Record excerpts
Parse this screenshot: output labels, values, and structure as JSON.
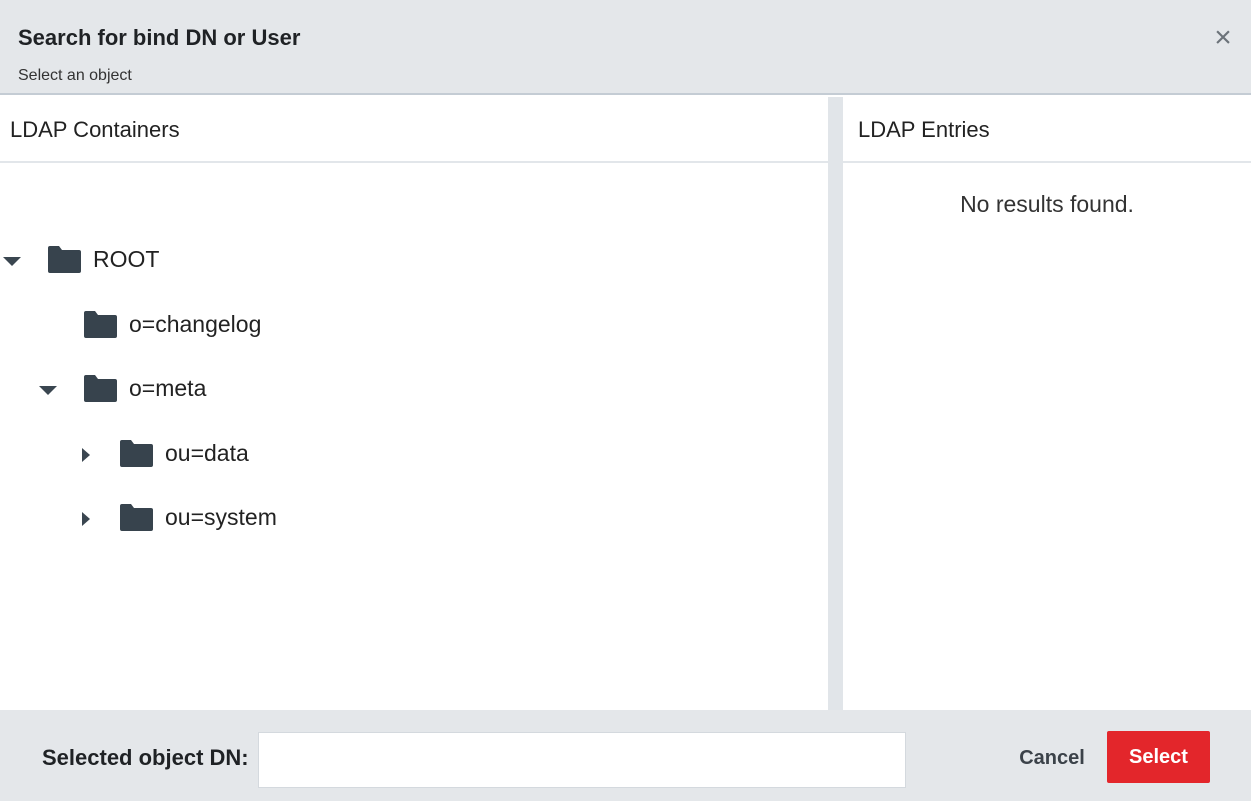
{
  "dialog": {
    "title": "Search for bind DN or User",
    "subtitle": "Select an object",
    "close_icon": "×"
  },
  "containers": {
    "title": "LDAP Containers",
    "tree": [
      {
        "label": "ROOT",
        "expanded": true,
        "level": 0
      },
      {
        "label": "o=changelog",
        "expanded": null,
        "level": 1
      },
      {
        "label": "o=meta",
        "expanded": true,
        "level": 1
      },
      {
        "label": "ou=data",
        "expanded": false,
        "level": 2
      },
      {
        "label": "ou=system",
        "expanded": false,
        "level": 2
      }
    ]
  },
  "entries": {
    "title": "LDAP Entries",
    "empty_message": "No results found."
  },
  "footer": {
    "dn_label": "Selected object DN:",
    "dn_value": "",
    "cancel_label": "Cancel",
    "select_label": "Select"
  },
  "colors": {
    "accent": "#e3262b",
    "folder": "#37434d",
    "header_bg": "#e4e7ea"
  }
}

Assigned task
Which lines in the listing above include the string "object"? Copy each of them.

Task response
    "subtitle": "Select an object",
    "dn_label": "Selected object DN:",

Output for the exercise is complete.